  • May 4, 2018

    Law360 Reveals Titans Of The Plaintiffs Bar

    They’ve gone up against big-name companies while advocating for plaintiffs ranging from grieving family members to shareholders and consumers in some of the biggest and most well-known cases of the past year.

Expert Analysis

  • Roundup

    Dissolving Practice

    Dissolving Practice

    In this series, experts discuss the unique aspects of closing a law firm, and some common symptoms of dysfunctionality in a firm that can be repaired before it's too late.

  • Series

    Dissolving Practice: How To Fix A Dysfunctional Law Firm

    Larry Richard

    I am often asked, “When there are one or more partner departures, what can a firm do to prevent this from escalating to a catastrophic level?” The short answer is “nothing.” Law firms need to adopt culture-strengthening lifestyles to prevent defections from occurring in the first place, says Larry Richard of LawyerBrain LLC.

  • Pros And Cons Of Co-Testimony In International Arbitration


    International arbitration bodies provide little guidance on the use of co-testifying experts in dispute resolution. However, there are practical examples of co-testifying in international case law from which to learn, say members of StoneTurn Group LLP.

  • Series

    Dissolving Practice: Partner Agreement Clauses That Can Help

    ​​​​​Leslie Corwin

    Given the competing public policies of protecting clients’ right to counsel of their choice, lawyer mobility, and the fiduciary duty partners owe to a dissolved firm, it behooves law firms to carefully review their partnership agreements to make sure they adequately spell out what happens in the unfortunate event that the law firm chooses to wind down, say ​​​​​Leslie Corwin and Rachel Sims of Blank Rome LLP.

  • Series

    Dissolving Practice: The Unfinished Business Doctrine

    Thomas Rutledge

    There has been, of late, significant dispute as to the application of the unfinished business doctrine, particularly with respect to hourly rate matters of now-dissolved large law firms.
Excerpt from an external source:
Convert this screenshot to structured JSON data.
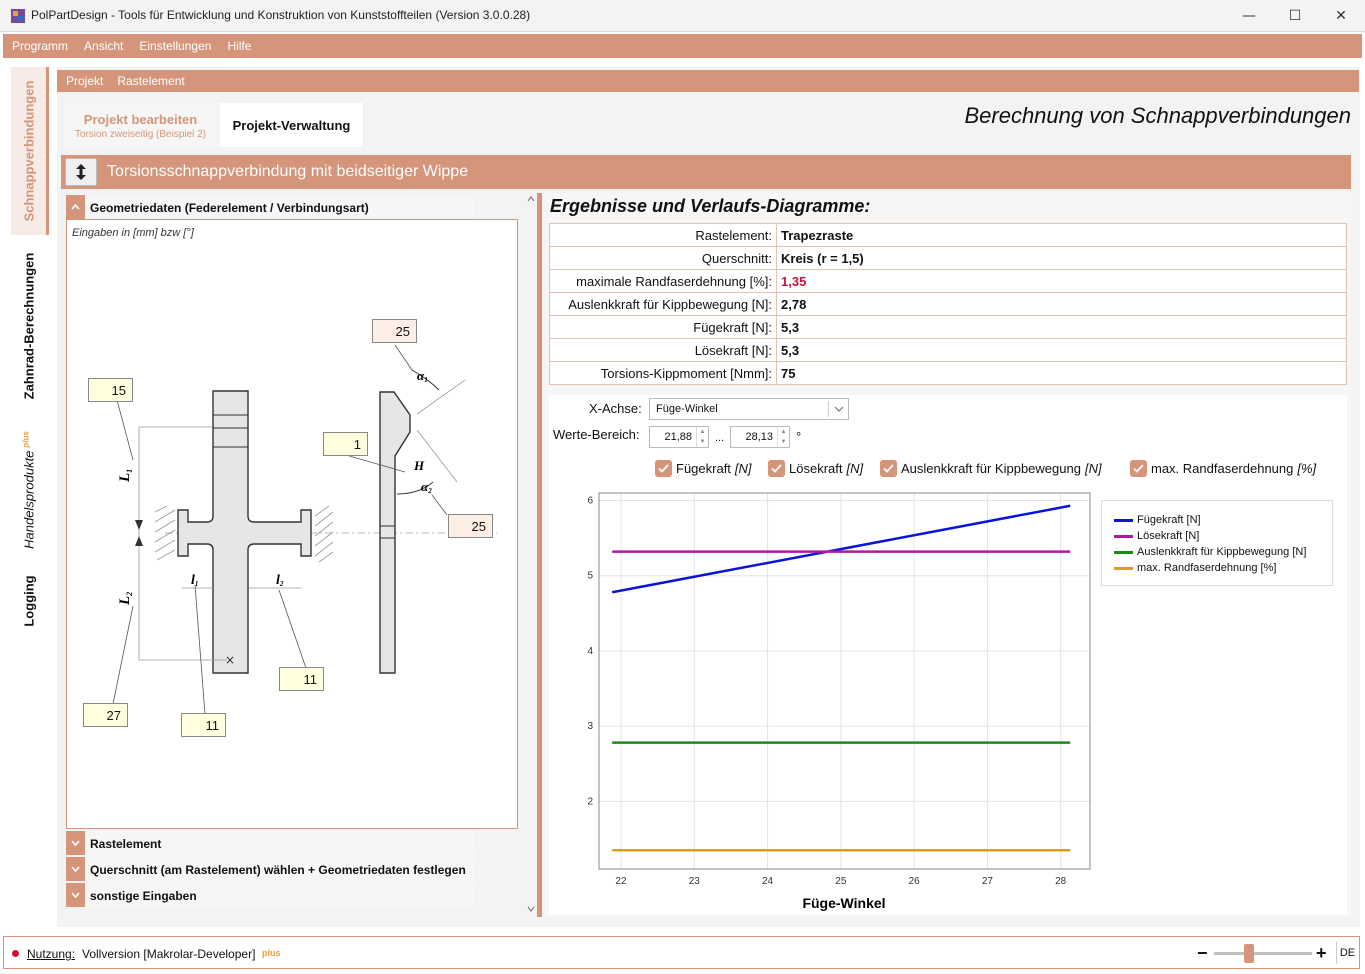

And the California Supreme Court’s recent decision in Heller Ehrman, like others as to similar points, is highly questionable, says Thomas Rutledge of Stoll Keenon Ogden PLLC.

  • Opinion
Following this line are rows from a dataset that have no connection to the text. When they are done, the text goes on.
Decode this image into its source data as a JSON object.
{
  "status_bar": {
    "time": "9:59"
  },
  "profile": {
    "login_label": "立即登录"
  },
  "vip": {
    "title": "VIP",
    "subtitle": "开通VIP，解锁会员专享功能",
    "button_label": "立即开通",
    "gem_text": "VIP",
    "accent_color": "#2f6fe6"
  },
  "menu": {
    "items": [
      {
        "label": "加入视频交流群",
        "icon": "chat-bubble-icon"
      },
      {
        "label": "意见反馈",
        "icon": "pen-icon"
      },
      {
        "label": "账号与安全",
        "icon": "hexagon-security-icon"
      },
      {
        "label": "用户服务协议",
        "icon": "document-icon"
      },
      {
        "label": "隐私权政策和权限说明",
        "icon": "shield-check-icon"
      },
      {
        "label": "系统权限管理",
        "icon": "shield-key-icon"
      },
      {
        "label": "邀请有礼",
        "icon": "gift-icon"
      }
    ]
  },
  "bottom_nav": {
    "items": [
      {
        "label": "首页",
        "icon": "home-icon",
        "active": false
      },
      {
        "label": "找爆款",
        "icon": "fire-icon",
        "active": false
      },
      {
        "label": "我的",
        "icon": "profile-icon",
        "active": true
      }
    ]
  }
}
    BigLaw Doesn't Have A Diversity Problem

    Marlen Whitley

    Although the lack of racial and gender diversity among the ranks of the majority of both midsized and top law firms is a major issue, it’s past time to shed light on the real problem — inclusion, or lack thereof, says Marlen Whitley of Reed Smith LLP.

  • Opinion
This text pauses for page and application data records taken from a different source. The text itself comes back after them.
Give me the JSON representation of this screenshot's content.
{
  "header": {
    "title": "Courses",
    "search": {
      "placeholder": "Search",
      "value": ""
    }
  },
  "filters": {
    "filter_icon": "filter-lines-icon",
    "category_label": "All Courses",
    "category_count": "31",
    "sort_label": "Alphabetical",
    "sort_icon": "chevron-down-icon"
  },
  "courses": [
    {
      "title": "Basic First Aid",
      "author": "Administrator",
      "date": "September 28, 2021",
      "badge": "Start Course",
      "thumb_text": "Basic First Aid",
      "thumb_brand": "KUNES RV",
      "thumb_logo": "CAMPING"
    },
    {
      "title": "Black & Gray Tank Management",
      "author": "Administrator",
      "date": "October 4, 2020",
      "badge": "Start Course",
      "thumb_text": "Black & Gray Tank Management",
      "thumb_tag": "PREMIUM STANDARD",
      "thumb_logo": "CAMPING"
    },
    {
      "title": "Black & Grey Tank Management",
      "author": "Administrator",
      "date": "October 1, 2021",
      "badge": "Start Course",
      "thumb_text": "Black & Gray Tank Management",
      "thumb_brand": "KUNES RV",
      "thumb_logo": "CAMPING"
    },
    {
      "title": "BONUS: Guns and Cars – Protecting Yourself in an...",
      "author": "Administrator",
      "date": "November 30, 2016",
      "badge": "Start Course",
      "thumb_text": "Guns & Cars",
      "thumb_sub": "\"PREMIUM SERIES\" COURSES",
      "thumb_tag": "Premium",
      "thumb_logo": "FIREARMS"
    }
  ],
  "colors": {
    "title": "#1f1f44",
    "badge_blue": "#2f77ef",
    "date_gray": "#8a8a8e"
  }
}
    Roman J. Israel, Esquire, Meet Donald J. Trump, POTUS

    Kevin Curnin

    Despite the Trump administration's desire to shut down the Legal Services Corp., thankfully the budget that Congress passed and the president signed into law last week has restored $410 million of funding to the legal aid organization. An unlikely brief for preserving LSC may be found in the quirky Denzel Washington film "Roman J. Israel, Esq.," says Kevin Curnin, immediate past president of the Association of Pro Bono Counsel.

  • Opinion

    We Need A Cybersecurity Framework For Law Firms

    Shaun Jamison

    In order to enable lawyers to best meet cybersecurity challenges, state bars should pass rules that adopt a cybersecurity framework to be developed by a national committee, says Shaun Jamison, associate dean of faculty and professor at Purdue University's Concord Law School.

  • Equity Partnership Isn’t What It Used To Be

    Jeff Liebster

    To many young attorneys, becoming an equity partner shows a firm's long-term commitment, meaning job security and a voice in important firm matters. However, the industry has changed and nowadays it may not be better to enter a new firm as an equity partner, says Jeffrey Liebster of Major Lindsey & Africa.

  • Series

    Judging A Book: Hardiman Reviews 'Without Precedent'

    Judge Thomas Hardiman

    In his new book, "Without Precedent: Chief Justice John Marshall and His Times," professor Joel Richard Paul ably explains more than a dozen of Marshall’s most significant opinions, which comes as no surprise​. ​What is a surprise — a pleasant one — is the book's readability, says Judge Thomas Hardiman of the Third Circuit.